ASSIGNMENT: Look for the string "JSON" in the listing below and copy every line in which it appears.

━━━━━ STORED DATA

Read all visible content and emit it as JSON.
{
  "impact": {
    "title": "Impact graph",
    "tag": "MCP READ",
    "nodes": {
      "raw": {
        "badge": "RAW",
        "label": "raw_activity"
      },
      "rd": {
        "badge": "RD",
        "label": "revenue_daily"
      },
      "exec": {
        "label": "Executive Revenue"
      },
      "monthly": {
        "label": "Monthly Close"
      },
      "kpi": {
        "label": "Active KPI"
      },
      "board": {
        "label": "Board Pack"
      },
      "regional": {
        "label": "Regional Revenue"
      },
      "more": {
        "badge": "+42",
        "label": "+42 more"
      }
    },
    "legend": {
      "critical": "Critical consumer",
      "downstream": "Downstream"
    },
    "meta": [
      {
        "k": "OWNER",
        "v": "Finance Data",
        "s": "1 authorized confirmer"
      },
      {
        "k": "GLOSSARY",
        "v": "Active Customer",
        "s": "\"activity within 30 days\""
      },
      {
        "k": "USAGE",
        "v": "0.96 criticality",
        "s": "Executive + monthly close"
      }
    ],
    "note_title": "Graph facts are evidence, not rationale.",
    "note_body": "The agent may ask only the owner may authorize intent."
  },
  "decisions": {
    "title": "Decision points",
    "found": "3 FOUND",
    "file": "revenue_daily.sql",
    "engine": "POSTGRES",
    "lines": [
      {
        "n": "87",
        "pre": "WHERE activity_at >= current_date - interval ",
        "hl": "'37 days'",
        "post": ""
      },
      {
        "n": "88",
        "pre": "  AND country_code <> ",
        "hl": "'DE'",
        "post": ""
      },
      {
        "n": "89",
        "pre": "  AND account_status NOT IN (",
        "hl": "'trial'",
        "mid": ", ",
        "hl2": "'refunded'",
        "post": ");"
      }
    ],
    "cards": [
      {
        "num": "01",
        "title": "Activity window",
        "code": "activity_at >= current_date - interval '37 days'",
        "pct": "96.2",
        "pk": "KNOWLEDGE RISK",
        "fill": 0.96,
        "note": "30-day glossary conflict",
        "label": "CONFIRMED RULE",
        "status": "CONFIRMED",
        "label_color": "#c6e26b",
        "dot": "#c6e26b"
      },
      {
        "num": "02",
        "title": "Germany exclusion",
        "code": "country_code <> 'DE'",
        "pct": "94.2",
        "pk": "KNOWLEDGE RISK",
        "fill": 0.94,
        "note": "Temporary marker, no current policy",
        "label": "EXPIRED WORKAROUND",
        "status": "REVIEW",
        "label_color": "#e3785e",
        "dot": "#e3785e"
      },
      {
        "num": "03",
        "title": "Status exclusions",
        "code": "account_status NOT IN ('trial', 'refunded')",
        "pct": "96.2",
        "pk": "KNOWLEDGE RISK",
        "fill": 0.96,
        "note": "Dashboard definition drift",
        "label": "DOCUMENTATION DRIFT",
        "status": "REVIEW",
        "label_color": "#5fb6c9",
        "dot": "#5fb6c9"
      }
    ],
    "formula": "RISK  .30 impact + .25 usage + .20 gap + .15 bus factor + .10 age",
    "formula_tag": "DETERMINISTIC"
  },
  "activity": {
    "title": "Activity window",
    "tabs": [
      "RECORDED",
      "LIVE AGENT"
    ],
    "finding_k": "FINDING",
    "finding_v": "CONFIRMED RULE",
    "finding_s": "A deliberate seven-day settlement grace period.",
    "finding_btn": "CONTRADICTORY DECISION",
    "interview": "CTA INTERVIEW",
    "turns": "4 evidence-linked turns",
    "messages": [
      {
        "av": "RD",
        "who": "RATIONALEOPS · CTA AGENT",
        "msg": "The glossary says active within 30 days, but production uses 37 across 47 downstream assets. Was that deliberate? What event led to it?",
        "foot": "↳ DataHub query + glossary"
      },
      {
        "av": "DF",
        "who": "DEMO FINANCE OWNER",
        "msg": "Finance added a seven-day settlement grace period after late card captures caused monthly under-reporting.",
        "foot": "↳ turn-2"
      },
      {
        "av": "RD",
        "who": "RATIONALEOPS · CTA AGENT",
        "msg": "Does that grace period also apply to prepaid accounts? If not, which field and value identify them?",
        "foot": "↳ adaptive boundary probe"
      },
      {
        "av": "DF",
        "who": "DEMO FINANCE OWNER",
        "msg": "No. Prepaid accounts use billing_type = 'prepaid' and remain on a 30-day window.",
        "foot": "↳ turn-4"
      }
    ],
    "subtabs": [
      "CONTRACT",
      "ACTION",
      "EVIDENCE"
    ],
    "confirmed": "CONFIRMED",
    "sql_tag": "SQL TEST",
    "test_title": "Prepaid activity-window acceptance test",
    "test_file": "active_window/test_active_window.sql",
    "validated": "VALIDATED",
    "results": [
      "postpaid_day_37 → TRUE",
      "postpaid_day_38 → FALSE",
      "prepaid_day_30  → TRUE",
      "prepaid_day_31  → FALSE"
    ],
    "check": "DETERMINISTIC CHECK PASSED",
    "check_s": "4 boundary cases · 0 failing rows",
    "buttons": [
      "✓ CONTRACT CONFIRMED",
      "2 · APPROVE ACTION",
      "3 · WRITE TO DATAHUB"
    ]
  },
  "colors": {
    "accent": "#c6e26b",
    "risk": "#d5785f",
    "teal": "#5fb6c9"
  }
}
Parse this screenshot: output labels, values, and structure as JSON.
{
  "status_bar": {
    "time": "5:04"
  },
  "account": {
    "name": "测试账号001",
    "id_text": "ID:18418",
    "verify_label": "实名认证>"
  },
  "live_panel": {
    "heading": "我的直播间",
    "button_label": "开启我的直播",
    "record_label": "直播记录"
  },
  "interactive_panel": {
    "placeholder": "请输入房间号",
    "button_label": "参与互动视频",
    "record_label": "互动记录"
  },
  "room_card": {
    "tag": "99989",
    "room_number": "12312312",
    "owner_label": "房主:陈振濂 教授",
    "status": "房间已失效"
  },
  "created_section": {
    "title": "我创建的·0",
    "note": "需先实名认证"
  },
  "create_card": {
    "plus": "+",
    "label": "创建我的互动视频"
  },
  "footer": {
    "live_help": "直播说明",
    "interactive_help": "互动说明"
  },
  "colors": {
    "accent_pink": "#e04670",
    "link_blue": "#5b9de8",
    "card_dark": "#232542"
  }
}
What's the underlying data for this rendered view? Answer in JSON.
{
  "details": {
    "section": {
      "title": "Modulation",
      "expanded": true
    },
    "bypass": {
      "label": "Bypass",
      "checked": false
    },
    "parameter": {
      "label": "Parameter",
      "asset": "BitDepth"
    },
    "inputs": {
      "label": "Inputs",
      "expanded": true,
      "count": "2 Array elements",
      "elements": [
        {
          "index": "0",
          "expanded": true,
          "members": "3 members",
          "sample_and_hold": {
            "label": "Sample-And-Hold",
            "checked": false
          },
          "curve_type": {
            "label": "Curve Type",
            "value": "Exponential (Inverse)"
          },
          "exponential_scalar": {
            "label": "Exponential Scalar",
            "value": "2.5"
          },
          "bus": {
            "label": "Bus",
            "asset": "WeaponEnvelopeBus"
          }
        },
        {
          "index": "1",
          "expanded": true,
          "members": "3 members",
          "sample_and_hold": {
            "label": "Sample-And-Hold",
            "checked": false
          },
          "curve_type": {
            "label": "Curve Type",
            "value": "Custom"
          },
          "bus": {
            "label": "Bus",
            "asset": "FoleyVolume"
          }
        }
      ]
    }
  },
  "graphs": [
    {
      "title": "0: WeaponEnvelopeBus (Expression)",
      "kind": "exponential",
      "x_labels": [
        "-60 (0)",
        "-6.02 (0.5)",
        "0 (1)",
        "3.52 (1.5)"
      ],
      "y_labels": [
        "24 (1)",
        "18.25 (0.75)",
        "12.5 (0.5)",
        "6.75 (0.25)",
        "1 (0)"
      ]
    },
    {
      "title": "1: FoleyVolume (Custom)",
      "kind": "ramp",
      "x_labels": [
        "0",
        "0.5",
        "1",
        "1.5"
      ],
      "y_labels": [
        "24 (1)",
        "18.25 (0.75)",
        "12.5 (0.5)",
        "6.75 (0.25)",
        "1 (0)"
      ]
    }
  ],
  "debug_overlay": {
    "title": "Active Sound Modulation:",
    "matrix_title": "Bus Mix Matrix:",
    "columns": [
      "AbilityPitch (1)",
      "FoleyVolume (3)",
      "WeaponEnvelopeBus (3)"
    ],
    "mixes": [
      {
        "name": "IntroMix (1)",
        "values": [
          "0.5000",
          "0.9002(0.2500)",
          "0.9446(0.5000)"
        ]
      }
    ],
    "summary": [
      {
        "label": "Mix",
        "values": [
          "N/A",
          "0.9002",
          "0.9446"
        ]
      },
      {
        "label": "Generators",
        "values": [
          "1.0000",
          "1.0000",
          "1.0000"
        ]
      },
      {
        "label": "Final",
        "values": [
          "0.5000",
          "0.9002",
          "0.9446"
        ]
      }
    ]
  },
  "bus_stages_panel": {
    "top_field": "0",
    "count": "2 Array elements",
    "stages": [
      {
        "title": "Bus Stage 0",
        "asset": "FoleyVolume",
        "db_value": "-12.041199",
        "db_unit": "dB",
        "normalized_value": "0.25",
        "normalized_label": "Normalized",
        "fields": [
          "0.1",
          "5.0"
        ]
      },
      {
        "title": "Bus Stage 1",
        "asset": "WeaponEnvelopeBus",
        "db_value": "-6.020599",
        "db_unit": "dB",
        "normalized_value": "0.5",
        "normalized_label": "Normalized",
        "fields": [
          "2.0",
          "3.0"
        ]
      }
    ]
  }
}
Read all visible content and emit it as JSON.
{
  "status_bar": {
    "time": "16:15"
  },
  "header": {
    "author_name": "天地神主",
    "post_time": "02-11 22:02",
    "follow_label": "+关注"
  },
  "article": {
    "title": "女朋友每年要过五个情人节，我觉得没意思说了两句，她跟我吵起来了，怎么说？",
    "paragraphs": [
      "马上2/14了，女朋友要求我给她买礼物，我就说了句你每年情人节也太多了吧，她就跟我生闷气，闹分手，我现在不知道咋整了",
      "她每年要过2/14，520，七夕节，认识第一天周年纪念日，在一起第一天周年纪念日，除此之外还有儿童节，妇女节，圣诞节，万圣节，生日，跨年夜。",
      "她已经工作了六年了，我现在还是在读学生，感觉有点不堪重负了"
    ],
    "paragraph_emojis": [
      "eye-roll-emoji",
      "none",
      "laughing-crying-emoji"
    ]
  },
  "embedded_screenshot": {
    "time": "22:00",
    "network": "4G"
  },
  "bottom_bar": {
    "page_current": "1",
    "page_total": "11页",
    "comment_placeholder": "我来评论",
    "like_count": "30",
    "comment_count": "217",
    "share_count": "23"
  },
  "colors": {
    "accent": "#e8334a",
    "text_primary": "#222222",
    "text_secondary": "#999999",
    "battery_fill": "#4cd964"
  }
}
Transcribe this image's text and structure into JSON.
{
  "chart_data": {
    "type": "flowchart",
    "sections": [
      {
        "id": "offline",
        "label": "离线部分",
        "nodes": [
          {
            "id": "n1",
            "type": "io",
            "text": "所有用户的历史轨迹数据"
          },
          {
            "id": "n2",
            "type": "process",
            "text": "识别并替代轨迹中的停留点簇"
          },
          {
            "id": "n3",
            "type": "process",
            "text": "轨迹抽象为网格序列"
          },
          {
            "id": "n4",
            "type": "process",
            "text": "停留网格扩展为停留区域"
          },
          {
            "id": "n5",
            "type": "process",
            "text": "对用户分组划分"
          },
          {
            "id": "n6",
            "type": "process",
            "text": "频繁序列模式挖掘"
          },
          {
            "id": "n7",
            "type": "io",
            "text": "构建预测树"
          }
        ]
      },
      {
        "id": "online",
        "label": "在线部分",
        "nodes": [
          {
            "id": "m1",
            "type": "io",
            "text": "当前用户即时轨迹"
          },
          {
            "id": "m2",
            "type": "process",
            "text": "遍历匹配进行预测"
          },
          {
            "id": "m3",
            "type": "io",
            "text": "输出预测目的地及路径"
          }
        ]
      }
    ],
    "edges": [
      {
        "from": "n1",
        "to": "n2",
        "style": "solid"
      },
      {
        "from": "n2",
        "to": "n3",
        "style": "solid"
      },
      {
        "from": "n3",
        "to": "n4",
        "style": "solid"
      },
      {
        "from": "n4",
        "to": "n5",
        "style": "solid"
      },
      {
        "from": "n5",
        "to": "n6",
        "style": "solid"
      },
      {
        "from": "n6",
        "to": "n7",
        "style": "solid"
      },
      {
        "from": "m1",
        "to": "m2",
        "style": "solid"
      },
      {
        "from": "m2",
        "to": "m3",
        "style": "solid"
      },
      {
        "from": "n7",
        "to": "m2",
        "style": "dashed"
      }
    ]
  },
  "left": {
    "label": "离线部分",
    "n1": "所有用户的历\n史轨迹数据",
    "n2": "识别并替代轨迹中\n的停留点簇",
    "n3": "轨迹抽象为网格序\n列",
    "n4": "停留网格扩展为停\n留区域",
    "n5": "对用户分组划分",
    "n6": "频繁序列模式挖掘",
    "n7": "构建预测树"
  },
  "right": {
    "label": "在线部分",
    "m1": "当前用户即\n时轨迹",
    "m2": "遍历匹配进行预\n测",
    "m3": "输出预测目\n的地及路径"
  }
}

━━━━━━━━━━

WRITTEN RESPONSE:
Read all visible content and emit it as JSON.
Parse this screenshot: output labels, values, and structure as JSON.
What's the underlying data for this rendered view? Answer in JSON.
Read all visible content and emit it as JSON.
Transcribe this image's text and structure into JSON.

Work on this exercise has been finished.